Forward planning does not seem to be part of the Greek psyche, well, not with the locals I worked with. Despite ordering, often days in advance, drinks or food, it was not until the fridge was empty that another carton of water, beer, or block of feta cheese is delivered.

Cockroaches drive me crazy in the kitchen. From ant-size to giant-size they can quickly disappear down cracks nearly invisible to the human eye.  Two favourite hiding places are the potato bag and the onion basket. Morning and night, before the guests arrive and after they leave I spray the beasties. Lift the basket, bang it down and as the zillions of them scurry for cover I do the cockroach stomp and spray maniacally. The stomp, a dance I’ve invented to stop them running over my feet and up my legs, is the second line of defence and slowly, day by day the population is reduced. Another step in the dance is the basket bang; this dislodges those hiding in the cane breadbaskets so I don’t deliver creepy-crawlies along with the fresh bread. The two steps, the bang and the stomp, are often performed in combination with a shudder of disgust. I push Buddhist precepts of not killing to the back of my mind as I attend to the battle of the cockroaches. Books, knife-blades, salt shaker and a bottle of soy sauce are all used successfully to dispatch cockroaches to wherever dead roaches go. My sandals, the tip jar, fry pan, coke and beer bottles; whatever is at hand is used to deal to the fast moving critters.

It’s August and the heat is amazing; the two gas rings from which I create the culinary delights add a few more degrees. Finally a fan is installed, four metres from the floor, with a 10-centimetre pull-cord: I need to climb a stepladder to turn it on.

During quiet times I stand on the balcony and watch Athens in action: on the balcony a deep fryer has sat for months, half-full of rancid oil. For the past three afternoons we have had unseasonably heavy rain. The vat fills rapidly and the floating oil trickles over the top and runs towards the balcony edge and unsuspecting pedestrians below. I notice it at the last minute and stop the flow with a blue cotton tablecloth then remove three large jugs of the water and oil mixture.  despite this the fryer is left sitting in the sun, growing even more rank; waiting for the next rain and another bid to escape over the edge.

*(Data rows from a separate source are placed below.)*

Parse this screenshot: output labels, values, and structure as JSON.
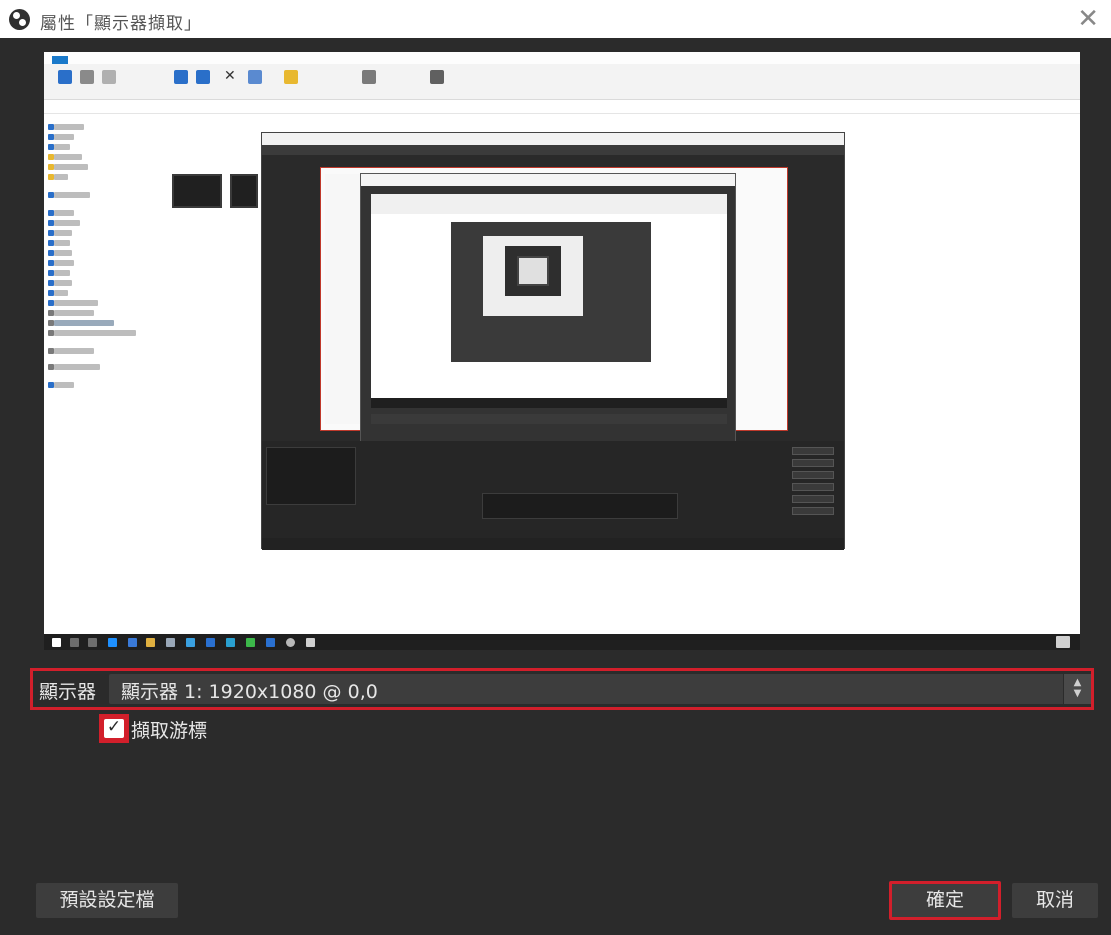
{
  "window": {
    "title": "屬性「顯示器擷取」",
    "close_icon": "close-icon",
    "app_icon": "obs-logo-icon"
  },
  "display": {
    "label": "顯示器",
    "selected": "顯示器 1: 1920x1080 @ 0,0",
    "spinner_icon": "up-down-arrows-icon"
  },
  "capture_cursor": {
    "label": "擷取游標",
    "checked": true
  },
  "buttons": {
    "defaults": "預設設定檔",
    "ok": "確定",
    "cancel": "取消"
  },
  "colors": {
    "highlight": "#d21f2b",
    "dialog_bg": "#2b2b2b",
    "control_bg": "#3d3d3d",
    "text": "#e6e6e6"
  }
}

Soon it’s time to move on so I empty the tip jar for the final time and go shopping with my squirreled away tips. I buy a silver necklace and bracelet along with a pure white suit that is totally unsuitable for backpacking and hop on a plane to London, ready for the next adventure.

This is a portion from the book Naked in Budapest: travels with a passionate nomad by Heather Campbell Hapeta, and which can be bought HERE.  ( See reviews  here)